Aim of the exercise:
One figure is wanted here: how many lines in the entries hold the word "rows".
•••
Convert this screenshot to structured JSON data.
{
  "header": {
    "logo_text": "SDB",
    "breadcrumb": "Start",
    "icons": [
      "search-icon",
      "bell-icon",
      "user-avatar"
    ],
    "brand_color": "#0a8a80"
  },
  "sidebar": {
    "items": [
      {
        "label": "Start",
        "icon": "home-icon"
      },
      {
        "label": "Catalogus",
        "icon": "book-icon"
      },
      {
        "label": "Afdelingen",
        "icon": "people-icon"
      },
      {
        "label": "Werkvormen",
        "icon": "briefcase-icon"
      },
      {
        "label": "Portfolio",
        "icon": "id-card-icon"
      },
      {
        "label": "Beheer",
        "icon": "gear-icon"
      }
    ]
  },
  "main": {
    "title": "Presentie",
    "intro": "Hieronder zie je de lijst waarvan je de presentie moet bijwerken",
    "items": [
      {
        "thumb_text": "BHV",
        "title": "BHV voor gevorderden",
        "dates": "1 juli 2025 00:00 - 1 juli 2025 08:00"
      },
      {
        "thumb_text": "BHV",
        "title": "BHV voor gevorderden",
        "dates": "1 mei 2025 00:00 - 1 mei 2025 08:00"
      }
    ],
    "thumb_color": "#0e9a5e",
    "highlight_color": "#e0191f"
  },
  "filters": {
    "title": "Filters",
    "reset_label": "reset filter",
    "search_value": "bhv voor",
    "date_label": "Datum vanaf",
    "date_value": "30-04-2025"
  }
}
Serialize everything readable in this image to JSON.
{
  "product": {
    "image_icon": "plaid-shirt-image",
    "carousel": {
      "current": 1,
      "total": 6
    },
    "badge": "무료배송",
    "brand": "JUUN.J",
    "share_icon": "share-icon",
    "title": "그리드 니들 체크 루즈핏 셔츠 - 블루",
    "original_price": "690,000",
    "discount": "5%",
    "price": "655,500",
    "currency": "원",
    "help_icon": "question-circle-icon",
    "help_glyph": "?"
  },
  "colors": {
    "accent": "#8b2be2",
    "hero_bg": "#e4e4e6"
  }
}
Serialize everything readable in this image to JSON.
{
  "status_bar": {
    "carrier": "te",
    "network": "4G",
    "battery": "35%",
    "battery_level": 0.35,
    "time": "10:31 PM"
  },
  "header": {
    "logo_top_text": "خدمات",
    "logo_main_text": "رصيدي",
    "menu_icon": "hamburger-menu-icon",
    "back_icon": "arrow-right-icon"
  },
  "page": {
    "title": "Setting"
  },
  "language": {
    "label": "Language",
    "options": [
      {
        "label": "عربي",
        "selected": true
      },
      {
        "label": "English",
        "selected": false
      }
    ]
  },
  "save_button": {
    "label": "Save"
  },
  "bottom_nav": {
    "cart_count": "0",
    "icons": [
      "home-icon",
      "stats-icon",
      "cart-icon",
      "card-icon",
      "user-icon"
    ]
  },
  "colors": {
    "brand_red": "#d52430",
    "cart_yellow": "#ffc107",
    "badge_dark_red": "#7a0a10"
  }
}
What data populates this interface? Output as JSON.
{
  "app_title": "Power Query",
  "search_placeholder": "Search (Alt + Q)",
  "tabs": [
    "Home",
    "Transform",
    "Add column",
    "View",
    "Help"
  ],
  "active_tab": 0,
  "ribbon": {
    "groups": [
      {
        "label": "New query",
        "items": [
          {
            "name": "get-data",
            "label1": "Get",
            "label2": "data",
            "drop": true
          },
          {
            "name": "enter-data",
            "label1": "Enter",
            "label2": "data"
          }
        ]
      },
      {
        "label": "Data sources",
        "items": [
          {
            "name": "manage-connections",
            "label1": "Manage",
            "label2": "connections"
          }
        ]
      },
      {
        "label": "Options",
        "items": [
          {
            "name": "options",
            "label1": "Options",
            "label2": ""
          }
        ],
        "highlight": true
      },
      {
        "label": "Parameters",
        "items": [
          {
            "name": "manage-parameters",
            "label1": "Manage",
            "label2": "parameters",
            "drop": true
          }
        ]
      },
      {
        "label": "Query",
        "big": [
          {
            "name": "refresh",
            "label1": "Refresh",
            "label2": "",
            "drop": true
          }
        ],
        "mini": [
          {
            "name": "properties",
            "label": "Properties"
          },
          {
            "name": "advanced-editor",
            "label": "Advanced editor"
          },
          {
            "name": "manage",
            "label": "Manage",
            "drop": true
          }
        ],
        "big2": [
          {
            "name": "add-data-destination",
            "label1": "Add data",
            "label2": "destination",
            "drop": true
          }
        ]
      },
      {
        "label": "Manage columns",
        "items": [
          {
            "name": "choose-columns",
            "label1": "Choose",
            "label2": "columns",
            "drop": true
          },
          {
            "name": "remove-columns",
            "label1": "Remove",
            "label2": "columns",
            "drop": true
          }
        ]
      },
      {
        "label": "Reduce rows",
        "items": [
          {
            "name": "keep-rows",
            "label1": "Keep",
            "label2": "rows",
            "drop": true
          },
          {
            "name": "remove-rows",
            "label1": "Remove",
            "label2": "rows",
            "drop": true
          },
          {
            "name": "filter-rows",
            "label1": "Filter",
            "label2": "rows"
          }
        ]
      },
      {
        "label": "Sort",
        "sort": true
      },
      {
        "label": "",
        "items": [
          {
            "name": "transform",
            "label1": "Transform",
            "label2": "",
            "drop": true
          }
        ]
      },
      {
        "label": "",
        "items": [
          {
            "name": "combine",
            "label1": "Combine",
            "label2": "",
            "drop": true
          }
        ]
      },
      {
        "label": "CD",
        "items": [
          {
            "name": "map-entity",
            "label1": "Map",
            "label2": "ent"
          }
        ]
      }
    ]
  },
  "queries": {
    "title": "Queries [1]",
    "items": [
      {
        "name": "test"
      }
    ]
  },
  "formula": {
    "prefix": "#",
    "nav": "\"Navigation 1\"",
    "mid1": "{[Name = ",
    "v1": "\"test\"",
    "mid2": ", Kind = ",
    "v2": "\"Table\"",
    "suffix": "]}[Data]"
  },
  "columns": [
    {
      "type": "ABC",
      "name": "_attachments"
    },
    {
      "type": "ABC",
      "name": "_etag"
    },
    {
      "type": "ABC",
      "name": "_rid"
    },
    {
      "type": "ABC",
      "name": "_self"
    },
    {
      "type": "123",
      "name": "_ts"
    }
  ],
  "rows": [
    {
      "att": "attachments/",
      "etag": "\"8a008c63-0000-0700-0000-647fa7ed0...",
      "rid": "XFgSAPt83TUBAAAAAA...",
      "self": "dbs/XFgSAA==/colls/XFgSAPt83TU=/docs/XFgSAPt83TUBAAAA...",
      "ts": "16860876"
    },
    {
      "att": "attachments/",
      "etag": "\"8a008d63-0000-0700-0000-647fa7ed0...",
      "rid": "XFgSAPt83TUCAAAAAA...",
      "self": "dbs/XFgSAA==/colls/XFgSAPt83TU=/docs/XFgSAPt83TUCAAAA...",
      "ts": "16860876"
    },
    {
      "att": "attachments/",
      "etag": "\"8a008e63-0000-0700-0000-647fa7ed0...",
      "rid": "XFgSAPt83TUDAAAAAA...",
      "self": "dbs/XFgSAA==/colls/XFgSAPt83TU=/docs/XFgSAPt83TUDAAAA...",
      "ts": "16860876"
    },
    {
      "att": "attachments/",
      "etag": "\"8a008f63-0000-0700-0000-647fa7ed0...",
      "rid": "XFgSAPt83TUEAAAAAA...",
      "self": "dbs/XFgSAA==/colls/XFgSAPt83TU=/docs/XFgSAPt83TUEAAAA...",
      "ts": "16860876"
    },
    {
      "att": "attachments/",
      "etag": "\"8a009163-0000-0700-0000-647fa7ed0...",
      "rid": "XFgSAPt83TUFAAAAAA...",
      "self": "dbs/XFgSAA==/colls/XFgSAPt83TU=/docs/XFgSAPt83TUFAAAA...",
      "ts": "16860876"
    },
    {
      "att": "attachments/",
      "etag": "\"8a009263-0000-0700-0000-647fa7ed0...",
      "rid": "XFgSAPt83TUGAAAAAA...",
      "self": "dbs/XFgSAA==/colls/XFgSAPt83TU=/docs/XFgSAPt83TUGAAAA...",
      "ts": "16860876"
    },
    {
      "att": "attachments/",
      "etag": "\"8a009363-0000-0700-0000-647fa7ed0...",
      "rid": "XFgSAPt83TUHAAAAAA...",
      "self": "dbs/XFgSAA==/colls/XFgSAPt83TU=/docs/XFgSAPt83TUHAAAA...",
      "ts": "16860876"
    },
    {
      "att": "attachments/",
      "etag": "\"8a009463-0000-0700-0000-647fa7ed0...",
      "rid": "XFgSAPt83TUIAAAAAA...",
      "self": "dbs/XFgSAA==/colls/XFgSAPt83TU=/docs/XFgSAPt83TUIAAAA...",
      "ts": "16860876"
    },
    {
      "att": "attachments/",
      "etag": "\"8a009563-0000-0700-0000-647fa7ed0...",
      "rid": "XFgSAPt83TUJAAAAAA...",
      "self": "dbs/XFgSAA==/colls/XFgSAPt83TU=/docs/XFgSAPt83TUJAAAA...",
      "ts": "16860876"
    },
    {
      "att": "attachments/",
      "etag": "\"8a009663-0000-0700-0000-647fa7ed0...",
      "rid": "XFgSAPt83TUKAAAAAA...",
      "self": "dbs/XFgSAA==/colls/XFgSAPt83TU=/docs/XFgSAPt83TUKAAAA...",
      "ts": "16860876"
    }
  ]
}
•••
Response to the exercise:
8